**BRIEF:** Records follow. Pull out every line that contains "http".
(Beginning of EXERCISE INPUT)
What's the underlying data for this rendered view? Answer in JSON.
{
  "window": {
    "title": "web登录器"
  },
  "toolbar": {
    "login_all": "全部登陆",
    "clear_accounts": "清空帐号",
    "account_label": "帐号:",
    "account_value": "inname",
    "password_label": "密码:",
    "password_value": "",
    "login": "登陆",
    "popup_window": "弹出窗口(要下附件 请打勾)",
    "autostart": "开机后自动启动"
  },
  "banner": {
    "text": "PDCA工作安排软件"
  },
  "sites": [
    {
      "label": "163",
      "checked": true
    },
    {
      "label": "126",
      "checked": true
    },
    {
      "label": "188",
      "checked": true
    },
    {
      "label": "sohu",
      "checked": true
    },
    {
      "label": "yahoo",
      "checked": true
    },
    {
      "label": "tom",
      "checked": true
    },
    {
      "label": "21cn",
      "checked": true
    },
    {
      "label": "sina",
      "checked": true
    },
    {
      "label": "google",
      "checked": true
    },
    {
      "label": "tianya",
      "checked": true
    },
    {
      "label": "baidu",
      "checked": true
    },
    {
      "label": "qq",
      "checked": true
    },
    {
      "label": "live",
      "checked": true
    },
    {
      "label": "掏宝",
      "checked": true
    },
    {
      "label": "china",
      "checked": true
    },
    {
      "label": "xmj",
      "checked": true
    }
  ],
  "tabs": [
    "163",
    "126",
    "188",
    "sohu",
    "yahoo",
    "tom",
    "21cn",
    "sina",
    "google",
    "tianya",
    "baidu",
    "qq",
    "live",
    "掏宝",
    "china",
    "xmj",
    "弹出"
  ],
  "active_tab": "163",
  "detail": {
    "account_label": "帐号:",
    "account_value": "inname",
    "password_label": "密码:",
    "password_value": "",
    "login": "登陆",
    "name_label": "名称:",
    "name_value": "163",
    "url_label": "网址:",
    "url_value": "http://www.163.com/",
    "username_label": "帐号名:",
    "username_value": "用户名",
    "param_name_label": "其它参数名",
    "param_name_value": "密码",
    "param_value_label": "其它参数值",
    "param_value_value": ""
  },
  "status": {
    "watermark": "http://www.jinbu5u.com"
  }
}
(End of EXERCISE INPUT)
**ANSWER AREA:**
    "url_value": "http://www.163.com/",
    "watermark": "http://www.jinbu5u.com"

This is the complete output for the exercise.